Problem to work on
Each line shown below should be copied exactly.

Input material

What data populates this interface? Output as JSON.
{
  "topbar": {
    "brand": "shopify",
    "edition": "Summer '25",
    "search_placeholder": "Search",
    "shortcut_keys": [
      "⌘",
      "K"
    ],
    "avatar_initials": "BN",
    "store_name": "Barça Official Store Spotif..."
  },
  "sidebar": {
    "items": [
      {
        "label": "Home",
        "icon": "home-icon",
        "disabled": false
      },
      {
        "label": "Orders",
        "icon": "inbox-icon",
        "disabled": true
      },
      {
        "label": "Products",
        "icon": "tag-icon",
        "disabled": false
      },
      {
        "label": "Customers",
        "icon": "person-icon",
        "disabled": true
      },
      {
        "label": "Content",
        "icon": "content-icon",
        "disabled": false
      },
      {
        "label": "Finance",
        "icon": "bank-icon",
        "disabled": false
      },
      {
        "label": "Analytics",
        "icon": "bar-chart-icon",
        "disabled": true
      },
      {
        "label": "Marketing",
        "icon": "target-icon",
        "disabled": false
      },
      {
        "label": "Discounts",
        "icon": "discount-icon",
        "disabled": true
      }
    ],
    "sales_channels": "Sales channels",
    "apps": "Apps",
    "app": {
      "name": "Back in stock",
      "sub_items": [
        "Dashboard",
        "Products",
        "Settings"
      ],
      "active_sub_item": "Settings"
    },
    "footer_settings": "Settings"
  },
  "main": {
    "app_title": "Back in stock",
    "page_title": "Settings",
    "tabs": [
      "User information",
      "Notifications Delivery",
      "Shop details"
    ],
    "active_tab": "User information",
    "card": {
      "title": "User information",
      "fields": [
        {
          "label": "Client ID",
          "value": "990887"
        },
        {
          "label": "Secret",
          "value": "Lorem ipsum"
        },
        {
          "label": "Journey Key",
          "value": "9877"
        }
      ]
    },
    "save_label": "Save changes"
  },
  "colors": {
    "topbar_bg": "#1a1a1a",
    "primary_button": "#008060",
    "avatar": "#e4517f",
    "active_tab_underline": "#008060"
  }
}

Solution
What data populates this interface? Output as JSON.
{
  "topbar": {
    "brand": "shopify",
    "edition": "Summer '25",
    "search_placeholder": "Search",
    "shortcut_keys": [
      "⌘",
      "K"
    ],
    "avatar_initials": "BN",
    "store_name": "Barça Official Store Spotif..."
  },
  "sidebar": {
    "items": [
      {
        "label": "Home",
        "icon": "home-icon",
        "disabled": false
      },
      {
        "label": "Orders",
        "icon": "inbox-icon",
        "disabled": true
      },
      {
        "label": "Products",
        "icon": "tag-icon",
        "disabled": false
      },
      {
        "label": "Customers",
        "icon": "person-icon",
        "disabled": true
      },
      {
        "label": "Content",
        "icon": "content-icon",
        "disabled": false
      },
      {
        "label": "Finance",
        "icon": "bank-icon",
        "disabled": false
      },
      {
        "label": "Analytics",
        "icon": "bar-chart-icon",
        "disabled": true
      },
      {
        "label": "Marketing",
        "icon": "target-icon",
        "disabled": false
      },
      {
        "label": "Discounts",
        "icon": "discount-icon",
        "disabled": true
      }
    ],
    "sales_channels": "Sales channels",
    "apps": "Apps",
    "app": {
      "name": "Back in stock",
      "sub_items": [
        "Dashboard",
        "Products",
        "Settings"
      ],
      "active_sub_item": "Settings"
    },
    "footer_settings": "Settings"
  },
  "main": {
    "app_title": "Back in stock",
    "page_title": "Settings",
    "tabs": [
      "User information",
      "Notifications Delivery",
      "Shop details"
    ],
    "active_tab": "User information",
    "card": {
      "title": "User information",
      "fields": [
        {
          "label": "Client ID",
          "value": "990887"
        },
        {
          "label": "Secret",
          "value": "Lorem ipsum"
        },
        {
          "label": "Journey Key",
          "value": "9877"
        }
      ]
    },
    "save_label": "Save changes"
  },
  "colors": {
    "topbar_bg": "#1a1a1a",
    "primary_button": "#008060",
    "avatar": "#e4517f",
    "active_tab_underline": "#008060"
  }
}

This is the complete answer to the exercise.